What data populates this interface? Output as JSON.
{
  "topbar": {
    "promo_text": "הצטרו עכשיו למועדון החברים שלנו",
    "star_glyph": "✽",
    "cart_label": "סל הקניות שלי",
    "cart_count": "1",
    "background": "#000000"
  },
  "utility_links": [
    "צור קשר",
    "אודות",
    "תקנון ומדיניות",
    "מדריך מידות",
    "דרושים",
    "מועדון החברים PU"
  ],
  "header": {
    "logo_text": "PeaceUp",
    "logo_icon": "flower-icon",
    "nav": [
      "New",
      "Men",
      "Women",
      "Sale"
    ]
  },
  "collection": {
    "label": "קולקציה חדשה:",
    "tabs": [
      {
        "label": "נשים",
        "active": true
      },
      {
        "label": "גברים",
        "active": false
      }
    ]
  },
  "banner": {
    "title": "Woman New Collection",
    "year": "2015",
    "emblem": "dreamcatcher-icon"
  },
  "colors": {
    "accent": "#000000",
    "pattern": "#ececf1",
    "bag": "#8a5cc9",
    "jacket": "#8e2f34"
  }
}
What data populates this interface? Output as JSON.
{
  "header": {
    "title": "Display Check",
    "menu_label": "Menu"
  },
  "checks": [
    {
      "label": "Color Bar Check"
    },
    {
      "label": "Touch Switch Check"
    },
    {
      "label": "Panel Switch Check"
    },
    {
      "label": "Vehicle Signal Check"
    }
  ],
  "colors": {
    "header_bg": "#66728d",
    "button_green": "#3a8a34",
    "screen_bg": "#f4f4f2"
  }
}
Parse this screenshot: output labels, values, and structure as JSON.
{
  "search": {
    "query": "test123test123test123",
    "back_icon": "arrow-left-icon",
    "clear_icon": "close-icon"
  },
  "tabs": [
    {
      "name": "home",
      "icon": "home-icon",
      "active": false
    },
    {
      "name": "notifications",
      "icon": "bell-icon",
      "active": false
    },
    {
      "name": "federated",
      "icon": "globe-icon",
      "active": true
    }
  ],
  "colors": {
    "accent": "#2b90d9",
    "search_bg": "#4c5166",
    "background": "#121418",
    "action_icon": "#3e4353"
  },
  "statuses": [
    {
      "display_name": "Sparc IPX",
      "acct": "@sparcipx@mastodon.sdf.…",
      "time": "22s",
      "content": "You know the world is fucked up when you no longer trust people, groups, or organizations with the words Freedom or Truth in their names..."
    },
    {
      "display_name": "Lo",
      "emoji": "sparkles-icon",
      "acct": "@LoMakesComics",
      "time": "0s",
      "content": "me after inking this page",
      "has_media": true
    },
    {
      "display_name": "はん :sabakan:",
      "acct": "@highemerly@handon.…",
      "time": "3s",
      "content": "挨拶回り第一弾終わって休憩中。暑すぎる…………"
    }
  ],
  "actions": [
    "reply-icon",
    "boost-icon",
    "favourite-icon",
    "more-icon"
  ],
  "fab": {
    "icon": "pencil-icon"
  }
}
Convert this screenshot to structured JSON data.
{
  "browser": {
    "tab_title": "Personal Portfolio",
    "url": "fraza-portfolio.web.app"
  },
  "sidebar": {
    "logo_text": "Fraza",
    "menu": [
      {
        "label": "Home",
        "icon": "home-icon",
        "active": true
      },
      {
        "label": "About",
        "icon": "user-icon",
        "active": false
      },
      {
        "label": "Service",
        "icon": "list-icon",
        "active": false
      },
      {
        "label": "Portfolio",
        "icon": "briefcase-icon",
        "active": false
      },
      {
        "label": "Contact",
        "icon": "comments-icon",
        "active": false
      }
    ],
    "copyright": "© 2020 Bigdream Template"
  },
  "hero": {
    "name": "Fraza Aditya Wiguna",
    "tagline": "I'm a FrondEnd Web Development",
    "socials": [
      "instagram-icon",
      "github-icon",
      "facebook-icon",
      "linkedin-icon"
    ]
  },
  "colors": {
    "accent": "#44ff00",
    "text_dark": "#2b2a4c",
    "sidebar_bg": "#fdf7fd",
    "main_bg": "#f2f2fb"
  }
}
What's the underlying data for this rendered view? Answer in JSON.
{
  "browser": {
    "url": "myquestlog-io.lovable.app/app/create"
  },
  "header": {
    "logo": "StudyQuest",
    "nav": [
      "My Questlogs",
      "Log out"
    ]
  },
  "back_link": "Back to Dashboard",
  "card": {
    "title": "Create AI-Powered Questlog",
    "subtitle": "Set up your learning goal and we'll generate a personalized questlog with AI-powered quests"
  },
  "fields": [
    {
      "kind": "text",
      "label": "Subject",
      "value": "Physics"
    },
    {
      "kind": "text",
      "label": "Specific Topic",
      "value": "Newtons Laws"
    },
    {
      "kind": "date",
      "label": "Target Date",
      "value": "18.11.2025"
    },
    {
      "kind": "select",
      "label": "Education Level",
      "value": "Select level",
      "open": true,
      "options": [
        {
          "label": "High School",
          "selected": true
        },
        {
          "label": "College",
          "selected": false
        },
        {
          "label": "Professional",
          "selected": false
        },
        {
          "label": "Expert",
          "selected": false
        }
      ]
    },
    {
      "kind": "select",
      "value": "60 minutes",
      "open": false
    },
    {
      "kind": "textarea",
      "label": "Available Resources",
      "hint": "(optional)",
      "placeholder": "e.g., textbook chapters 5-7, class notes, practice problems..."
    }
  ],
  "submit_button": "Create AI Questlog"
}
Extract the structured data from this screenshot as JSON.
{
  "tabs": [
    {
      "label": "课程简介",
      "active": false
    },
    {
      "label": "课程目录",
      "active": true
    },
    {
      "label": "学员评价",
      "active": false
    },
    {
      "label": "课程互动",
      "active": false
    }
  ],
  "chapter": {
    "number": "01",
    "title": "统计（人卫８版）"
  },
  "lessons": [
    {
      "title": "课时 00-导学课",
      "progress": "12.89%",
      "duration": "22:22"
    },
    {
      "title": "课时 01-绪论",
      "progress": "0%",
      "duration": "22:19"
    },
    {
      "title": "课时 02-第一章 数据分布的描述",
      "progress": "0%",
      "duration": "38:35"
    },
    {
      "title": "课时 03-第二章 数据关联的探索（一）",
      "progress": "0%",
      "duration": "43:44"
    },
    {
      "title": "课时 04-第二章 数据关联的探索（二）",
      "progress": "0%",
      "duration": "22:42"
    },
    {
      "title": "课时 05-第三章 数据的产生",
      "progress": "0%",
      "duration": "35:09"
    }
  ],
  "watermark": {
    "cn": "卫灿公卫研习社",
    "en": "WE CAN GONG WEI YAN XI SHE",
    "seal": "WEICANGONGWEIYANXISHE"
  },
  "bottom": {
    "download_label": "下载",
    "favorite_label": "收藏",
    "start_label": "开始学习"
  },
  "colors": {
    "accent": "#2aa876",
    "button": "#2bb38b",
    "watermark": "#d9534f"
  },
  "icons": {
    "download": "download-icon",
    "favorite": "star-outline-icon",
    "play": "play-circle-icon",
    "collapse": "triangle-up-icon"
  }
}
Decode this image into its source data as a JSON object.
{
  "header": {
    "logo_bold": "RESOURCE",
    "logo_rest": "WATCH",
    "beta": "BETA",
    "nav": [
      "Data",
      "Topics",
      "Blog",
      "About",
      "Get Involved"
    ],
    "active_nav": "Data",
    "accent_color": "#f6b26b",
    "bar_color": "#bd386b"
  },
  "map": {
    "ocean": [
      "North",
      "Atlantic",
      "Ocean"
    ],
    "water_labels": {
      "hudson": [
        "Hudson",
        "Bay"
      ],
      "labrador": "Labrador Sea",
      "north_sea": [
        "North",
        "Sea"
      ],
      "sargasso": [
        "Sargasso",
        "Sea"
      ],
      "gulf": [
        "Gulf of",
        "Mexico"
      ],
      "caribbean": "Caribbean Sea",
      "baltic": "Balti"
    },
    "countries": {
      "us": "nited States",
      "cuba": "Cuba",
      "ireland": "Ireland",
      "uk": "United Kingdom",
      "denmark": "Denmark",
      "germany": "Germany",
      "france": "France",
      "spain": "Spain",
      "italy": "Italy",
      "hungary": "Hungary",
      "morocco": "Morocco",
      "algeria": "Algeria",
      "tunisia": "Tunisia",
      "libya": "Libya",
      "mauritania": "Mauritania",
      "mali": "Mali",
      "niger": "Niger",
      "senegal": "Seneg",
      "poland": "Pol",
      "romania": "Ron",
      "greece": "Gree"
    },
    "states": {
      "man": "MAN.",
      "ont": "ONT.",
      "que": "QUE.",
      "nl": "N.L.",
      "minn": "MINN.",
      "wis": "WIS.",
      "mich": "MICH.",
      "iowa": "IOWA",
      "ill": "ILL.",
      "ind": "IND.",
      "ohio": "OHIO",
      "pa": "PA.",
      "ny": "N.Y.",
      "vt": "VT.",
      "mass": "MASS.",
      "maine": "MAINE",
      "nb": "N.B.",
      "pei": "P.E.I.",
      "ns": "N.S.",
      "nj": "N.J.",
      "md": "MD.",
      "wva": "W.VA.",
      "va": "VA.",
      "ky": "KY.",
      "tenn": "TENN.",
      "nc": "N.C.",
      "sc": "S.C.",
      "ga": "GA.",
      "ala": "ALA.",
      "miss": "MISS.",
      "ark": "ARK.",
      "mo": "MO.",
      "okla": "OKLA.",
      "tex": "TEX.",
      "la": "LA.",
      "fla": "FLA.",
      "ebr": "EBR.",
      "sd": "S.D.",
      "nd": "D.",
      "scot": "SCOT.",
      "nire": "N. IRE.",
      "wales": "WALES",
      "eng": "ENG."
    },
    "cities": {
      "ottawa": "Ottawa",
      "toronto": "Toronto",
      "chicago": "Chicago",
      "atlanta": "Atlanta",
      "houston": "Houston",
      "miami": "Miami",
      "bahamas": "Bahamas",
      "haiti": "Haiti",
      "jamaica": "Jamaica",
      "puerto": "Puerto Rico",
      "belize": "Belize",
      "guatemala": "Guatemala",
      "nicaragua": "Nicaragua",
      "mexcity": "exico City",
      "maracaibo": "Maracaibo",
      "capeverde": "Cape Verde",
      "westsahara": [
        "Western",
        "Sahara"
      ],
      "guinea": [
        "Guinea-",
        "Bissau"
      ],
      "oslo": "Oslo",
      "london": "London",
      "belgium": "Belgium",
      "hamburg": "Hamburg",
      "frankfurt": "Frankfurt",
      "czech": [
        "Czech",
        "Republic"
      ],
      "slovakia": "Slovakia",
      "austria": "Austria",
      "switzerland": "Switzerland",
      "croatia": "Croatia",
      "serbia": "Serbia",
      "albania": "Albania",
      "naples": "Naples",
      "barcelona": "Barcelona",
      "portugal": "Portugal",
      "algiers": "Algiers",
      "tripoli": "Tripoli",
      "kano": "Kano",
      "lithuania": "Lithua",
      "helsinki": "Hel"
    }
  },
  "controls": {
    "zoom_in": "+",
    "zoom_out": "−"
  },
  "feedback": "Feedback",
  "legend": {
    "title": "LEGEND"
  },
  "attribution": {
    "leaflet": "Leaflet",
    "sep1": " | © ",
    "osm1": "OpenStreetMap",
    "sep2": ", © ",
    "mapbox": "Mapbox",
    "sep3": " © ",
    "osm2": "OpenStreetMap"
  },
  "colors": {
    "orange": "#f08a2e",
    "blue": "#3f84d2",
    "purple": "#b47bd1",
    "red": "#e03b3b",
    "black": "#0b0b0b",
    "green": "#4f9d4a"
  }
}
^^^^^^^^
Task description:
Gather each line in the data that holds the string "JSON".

Response:
What data populates this interface? Output as JSON.
What data populates this interface? Output as JSON.
Parse this screenshot: output labels, values, and structure as JSON.
Convert this screenshot to structured JSON data.
What's the underlying data for this rendered view? Answer in JSON.
Extract the structured data from this screenshot as JSON.
Decode this image into its source data as a JSON object.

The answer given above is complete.